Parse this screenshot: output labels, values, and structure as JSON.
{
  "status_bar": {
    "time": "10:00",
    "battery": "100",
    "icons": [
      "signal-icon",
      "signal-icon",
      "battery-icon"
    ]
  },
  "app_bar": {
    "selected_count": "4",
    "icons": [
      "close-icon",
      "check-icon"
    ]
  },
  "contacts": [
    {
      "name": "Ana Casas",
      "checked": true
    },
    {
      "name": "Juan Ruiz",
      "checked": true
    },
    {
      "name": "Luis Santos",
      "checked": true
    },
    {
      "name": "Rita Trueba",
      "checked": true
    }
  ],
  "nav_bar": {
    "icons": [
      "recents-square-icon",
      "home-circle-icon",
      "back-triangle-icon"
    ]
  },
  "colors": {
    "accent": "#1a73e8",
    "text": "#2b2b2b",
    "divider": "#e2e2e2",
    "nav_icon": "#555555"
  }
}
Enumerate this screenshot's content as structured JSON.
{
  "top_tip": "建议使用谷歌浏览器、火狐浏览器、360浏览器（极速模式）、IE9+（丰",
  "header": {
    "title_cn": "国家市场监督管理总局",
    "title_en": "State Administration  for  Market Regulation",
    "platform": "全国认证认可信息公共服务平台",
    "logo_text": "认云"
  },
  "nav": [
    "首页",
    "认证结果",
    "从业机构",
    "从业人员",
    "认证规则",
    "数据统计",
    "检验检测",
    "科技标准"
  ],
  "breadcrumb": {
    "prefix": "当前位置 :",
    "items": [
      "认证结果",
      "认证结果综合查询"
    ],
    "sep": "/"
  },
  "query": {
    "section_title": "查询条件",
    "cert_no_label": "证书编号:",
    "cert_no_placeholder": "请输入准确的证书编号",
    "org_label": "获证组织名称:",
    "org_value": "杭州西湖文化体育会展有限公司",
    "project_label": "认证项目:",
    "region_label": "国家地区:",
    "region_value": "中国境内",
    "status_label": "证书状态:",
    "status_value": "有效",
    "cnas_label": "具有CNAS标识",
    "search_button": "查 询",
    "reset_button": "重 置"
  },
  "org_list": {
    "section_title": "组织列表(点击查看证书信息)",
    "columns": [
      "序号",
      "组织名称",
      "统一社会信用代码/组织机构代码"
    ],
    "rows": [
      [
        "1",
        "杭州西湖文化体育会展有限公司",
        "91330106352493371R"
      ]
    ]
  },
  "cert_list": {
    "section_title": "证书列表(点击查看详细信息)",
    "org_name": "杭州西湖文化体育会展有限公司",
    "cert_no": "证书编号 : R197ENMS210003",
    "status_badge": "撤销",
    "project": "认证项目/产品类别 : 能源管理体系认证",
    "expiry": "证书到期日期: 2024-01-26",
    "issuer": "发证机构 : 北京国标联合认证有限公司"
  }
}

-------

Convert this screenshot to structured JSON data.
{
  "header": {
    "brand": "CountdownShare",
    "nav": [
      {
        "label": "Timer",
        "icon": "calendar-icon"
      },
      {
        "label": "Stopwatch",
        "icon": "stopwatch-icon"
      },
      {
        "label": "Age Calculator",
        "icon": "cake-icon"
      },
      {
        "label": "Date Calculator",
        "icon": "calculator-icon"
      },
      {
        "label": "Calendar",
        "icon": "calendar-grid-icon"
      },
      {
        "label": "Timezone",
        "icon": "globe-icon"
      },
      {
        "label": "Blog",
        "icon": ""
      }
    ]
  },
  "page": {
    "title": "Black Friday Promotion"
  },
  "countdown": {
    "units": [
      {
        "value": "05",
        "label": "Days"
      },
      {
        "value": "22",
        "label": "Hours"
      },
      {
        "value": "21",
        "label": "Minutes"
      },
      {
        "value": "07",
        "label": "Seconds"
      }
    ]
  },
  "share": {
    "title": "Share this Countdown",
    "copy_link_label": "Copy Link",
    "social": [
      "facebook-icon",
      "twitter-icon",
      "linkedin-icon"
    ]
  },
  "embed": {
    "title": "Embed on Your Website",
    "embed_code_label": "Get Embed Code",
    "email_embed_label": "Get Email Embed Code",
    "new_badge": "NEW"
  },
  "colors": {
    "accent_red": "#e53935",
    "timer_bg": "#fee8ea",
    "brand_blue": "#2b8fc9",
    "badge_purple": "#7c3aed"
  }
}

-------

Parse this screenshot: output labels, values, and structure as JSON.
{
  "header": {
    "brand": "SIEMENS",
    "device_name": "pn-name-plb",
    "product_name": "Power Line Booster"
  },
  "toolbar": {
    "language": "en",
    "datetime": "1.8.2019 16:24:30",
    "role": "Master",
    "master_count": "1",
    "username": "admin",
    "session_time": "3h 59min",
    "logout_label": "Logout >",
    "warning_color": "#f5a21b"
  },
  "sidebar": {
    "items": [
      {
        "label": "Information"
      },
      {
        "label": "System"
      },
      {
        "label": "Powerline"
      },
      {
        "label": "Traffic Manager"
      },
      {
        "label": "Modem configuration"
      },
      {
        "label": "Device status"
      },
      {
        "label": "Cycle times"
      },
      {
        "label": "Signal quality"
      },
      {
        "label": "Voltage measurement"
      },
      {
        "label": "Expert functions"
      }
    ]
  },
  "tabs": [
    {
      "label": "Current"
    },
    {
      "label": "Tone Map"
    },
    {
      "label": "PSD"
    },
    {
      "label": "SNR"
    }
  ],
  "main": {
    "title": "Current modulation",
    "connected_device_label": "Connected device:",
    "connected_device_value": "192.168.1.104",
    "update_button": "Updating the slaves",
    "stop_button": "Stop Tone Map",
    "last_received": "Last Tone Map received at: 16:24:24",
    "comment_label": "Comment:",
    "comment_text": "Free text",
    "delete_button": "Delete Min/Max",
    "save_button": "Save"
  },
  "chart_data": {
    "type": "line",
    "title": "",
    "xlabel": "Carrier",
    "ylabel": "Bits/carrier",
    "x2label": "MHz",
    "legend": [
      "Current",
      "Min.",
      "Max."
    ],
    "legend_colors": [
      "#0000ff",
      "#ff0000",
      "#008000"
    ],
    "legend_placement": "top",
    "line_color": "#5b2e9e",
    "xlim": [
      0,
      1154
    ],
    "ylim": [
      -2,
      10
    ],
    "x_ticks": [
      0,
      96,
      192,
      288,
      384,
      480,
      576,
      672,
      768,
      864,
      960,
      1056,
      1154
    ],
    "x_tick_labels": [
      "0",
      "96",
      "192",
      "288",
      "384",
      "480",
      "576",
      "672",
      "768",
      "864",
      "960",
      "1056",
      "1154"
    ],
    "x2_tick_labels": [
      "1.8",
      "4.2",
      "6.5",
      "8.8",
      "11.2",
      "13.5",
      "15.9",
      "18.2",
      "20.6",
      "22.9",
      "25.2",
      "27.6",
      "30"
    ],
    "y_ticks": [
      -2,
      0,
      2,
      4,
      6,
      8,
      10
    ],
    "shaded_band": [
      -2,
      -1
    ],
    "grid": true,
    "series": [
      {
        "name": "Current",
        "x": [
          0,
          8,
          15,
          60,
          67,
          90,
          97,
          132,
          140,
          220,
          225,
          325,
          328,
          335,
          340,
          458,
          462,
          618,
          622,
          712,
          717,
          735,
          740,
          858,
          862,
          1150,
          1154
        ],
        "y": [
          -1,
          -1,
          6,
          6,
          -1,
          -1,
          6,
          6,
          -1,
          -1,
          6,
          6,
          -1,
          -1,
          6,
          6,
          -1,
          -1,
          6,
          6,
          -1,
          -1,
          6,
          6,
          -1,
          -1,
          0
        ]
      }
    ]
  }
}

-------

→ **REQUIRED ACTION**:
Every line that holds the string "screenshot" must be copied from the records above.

→ **RESPONSE BOX**:
Parse this screenshot: output labels, values, and structure as JSON.
Enumerate this screenshot's content as structured JSON.
Convert this screenshot to structured JSON data.
Parse this screenshot: output labels, values, and structure as JSON.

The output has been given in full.